| What to work on |
Filter the data for lines with the word "title" and copy those lines.

____ Data shown

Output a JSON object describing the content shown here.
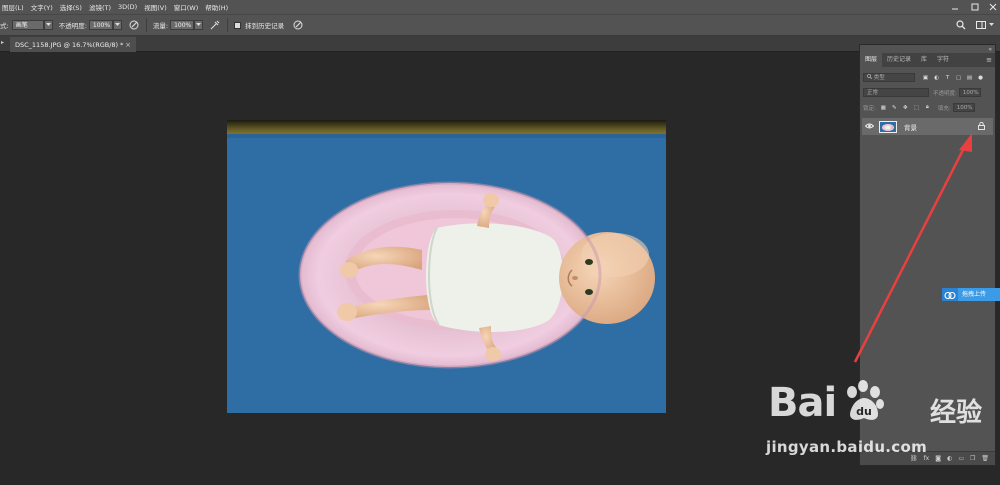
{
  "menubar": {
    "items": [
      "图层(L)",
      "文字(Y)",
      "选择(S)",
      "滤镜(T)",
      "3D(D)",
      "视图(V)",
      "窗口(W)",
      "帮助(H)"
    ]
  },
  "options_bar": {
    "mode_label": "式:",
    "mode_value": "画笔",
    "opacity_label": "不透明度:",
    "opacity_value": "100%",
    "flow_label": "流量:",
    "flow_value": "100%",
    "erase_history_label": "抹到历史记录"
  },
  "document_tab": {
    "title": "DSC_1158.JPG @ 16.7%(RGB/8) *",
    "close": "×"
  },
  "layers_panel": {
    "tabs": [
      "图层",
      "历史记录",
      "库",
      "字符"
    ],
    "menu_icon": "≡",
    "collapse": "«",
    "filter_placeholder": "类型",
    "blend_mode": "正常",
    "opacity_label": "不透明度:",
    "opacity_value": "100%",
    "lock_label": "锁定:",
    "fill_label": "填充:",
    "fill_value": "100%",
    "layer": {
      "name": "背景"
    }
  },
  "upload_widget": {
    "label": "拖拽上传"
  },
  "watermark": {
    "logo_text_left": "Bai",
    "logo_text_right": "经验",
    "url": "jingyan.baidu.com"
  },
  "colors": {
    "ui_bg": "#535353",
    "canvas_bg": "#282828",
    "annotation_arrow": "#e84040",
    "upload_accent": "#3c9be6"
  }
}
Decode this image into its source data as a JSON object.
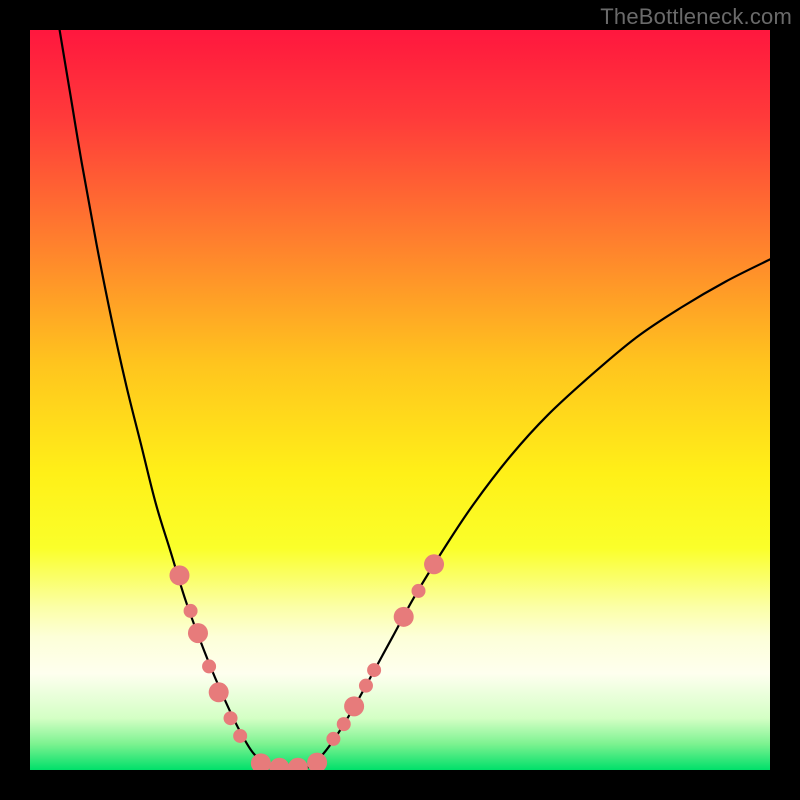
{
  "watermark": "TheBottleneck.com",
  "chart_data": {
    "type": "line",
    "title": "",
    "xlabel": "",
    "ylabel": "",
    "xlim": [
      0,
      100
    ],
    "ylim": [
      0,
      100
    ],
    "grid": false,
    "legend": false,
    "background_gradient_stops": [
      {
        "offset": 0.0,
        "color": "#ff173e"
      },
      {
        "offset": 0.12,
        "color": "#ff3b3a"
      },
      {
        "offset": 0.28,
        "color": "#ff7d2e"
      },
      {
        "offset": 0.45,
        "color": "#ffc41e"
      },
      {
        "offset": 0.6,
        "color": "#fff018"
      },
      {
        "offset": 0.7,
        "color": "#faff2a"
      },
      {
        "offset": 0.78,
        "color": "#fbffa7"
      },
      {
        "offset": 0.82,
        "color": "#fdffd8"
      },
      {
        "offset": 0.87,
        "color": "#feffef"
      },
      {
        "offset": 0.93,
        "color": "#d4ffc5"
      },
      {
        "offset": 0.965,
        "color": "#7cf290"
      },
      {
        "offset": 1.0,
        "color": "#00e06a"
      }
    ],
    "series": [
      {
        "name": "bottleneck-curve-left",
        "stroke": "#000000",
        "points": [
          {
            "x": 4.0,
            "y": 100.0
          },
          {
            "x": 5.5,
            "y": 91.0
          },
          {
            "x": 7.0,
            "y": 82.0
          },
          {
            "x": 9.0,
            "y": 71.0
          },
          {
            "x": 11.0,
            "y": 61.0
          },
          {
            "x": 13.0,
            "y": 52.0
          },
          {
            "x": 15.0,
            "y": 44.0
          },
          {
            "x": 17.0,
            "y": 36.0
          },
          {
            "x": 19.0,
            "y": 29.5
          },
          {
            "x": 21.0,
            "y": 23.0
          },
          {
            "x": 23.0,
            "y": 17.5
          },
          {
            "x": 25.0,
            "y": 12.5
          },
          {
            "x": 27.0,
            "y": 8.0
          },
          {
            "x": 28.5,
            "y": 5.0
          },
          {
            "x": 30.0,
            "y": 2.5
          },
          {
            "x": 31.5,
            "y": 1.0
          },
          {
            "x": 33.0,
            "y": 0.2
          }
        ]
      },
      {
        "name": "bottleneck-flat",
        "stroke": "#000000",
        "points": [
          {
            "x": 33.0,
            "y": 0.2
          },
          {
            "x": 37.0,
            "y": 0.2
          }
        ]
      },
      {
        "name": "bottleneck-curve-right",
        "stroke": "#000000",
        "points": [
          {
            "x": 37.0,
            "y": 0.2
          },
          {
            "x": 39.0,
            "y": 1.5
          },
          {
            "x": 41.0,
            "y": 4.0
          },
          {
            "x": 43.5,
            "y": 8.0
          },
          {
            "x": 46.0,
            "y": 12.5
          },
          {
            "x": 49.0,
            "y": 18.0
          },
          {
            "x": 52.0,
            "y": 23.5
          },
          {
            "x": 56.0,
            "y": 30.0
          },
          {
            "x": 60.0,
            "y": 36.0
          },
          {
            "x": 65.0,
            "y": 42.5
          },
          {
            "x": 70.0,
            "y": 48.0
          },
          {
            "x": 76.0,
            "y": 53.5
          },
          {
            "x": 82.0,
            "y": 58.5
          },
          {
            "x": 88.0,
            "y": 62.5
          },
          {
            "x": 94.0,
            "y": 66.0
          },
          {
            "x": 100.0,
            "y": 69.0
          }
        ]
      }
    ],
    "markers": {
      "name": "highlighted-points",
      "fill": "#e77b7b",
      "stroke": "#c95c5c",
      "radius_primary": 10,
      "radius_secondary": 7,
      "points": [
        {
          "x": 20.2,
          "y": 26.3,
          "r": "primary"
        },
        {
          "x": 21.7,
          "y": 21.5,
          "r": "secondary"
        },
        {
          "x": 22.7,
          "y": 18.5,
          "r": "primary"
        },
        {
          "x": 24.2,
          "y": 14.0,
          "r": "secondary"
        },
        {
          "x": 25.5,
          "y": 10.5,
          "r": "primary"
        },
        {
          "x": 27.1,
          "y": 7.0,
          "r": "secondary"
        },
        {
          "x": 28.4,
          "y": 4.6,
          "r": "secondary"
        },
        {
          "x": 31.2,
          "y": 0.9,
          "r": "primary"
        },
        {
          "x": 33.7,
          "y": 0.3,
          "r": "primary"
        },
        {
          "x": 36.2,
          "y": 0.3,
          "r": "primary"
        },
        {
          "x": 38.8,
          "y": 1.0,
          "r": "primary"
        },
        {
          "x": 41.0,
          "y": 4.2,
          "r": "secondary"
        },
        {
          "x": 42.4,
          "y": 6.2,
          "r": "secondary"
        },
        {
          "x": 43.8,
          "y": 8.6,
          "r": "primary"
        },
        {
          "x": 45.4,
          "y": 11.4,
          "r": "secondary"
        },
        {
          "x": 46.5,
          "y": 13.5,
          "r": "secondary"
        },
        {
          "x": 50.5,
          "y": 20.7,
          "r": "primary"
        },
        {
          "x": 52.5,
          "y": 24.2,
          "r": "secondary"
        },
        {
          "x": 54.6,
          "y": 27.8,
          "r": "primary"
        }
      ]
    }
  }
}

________
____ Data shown

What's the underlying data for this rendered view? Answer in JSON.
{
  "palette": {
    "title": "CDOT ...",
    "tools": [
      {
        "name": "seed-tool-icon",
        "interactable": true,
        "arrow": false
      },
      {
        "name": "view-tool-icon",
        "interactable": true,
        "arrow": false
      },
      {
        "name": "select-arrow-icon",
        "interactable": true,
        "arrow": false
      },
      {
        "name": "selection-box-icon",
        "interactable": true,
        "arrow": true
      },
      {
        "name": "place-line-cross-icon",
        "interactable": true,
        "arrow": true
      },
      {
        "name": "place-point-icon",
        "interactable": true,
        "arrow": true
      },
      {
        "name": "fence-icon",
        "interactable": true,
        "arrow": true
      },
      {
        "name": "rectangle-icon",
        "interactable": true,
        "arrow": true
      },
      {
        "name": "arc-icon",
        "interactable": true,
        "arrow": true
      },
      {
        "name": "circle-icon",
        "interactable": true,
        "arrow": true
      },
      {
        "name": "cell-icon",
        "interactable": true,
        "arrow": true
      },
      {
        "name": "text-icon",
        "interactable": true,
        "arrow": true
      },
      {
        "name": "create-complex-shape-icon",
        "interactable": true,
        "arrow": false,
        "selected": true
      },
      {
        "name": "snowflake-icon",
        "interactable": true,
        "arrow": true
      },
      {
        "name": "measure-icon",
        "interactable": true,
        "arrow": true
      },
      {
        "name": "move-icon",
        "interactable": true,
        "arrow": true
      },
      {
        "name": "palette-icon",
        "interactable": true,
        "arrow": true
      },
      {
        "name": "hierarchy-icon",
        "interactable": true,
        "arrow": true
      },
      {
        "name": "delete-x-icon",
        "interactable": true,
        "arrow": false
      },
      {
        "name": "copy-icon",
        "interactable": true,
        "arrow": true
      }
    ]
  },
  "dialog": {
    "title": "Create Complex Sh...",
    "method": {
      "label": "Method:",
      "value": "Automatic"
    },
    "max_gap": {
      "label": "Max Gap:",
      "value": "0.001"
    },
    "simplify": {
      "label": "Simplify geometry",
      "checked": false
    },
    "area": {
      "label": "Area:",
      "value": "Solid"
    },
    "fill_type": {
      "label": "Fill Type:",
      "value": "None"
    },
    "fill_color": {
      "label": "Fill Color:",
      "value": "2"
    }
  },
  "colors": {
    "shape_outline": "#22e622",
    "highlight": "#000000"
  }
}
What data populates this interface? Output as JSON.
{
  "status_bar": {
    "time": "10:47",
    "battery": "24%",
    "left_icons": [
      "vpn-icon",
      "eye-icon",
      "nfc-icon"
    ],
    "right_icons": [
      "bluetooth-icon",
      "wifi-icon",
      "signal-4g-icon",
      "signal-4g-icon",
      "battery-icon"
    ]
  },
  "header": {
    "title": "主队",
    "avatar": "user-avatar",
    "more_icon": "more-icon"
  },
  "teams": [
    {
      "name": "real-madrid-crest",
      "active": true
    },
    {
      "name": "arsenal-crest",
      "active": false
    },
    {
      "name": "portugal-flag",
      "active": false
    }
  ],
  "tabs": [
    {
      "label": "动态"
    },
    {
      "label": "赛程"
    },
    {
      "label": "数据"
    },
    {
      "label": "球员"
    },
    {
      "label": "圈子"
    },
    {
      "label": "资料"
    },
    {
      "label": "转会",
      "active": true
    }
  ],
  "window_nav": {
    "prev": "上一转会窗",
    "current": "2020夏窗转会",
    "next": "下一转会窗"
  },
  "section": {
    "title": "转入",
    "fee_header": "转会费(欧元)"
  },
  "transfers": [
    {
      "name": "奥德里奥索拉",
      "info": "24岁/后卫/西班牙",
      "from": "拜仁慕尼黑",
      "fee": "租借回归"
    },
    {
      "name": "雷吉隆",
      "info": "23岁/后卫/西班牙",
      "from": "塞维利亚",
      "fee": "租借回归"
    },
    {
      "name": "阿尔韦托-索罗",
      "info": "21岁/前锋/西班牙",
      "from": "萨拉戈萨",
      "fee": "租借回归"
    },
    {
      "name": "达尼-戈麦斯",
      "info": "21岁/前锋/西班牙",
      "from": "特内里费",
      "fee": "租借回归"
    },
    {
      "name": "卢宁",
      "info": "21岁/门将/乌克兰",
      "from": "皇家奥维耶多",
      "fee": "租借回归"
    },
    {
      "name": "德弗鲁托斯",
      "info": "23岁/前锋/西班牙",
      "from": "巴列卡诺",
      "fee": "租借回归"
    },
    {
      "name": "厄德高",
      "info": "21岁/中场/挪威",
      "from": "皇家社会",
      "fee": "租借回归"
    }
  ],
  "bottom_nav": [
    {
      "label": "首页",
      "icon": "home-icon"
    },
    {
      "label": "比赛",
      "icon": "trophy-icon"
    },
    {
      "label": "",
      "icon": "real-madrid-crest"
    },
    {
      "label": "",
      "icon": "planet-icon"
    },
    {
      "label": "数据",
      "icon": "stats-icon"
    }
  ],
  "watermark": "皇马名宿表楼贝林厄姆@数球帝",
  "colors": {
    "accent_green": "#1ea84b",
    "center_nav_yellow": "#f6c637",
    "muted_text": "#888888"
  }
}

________

| Written answer |
    "title": "DSC_1158.JPG @ 16.7%(RGB/8) *",
    "title": "",
    "title": "CDOT ...",
    "title": "Create Complex Sh...",
    "title": "主队",
    "title": "转入",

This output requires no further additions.